English[edit]

English Wikipedia has an article on:
Wikipedia

Alternative forms[edit]

Etymology[edit]

From Middle English beverage, from Old French beverage, variant of bevrage, from beivre (to drink), variant of boivre (to drink), from Latin bibō. Related to imbibe.

Pronunciation[edit]

  • IPA(key): /ˈbevəɹɪdʒ/, /ˈbevɹɪdʒ/
  • (file)

Noun[edit]

A selection of beverages at a buffet in Bratislava, Slovakia

beverage (countable and uncountable, plural beverages)

  1. (chiefly Canada, US) A liquid to consume; a drink, such as tea, coffee, liquor, beer, milk, juice, or soft drinks, usually excluding water.
  2. (Britain, slang, archaic) (A gift of) drink money.

Usage notes[edit]

More elevated than plainer drink. Beverage is of French origin, while drink is of Old English origin, and this stylistic difference by origin is common; see list of English words with dual French and Anglo-Saxon variations.

Synonyms[edit]

Hyponyms[edit]

Derived terms[edit]

Related terms[edit]

Translations[edit]

References[edit]


Middle English[edit]

Alternative forms[edit]

Etymology[edit]

From Old French beverage, variant of bevrage; equivalent to bever +‎ -age. For forms such as berage, compare Middle French berage, variant of breuvage.

Pronunciation[edit]

  • IPA(key): /bɛvərˈaːdʒ(ə)/, /ˈbɛvəradʒ(ə)/, /ˈbɛvərɛdʒ(ə)/, /ˈbɛvəritʃ(ə)/

Noun[edit]

beverage (plural beverages)

  1. An (alcoholic) beverage or beverages.
  2. Such a beverage used to close negotiations; said negotiations in themselves.
  3. Hardship, pain, torment; events that are hard to handle.

Descendants[edit]

  • English: beverage
  • Scots: beverage, baiverage

References[edit]


Old French[edit]

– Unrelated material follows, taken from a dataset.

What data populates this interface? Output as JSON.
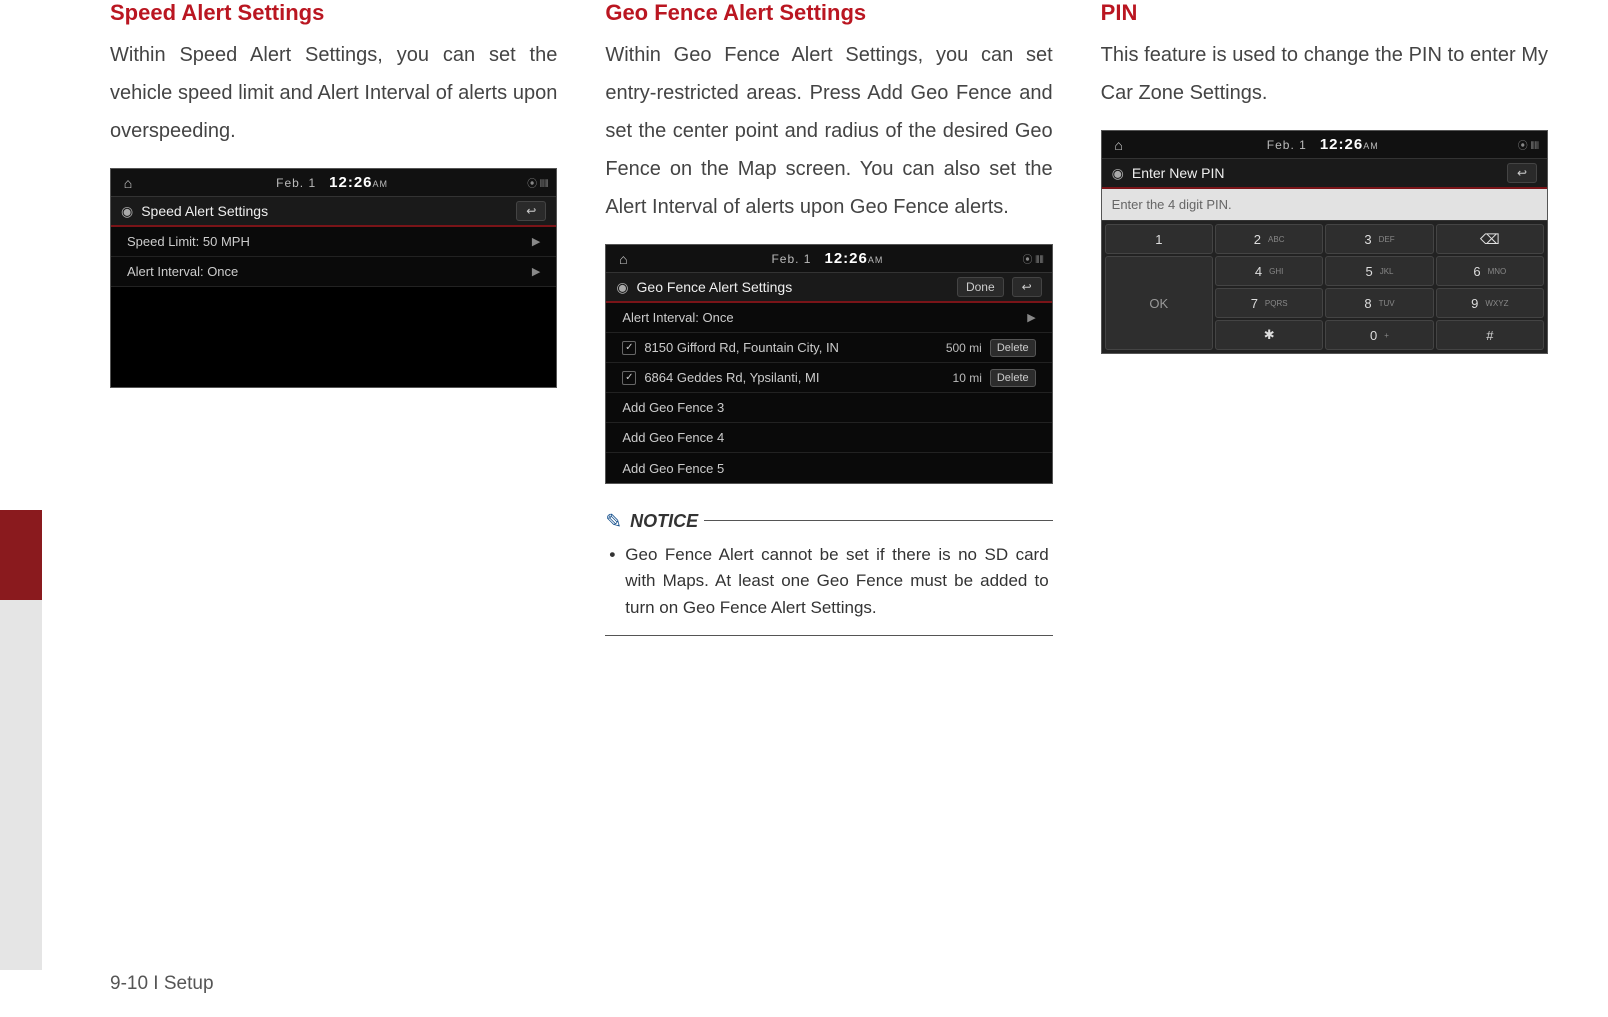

Noun[edit]

beverage m (oblique plural beverages, nominative singular beverages, nominative plural beverage)

  1. Alternative form of bevrage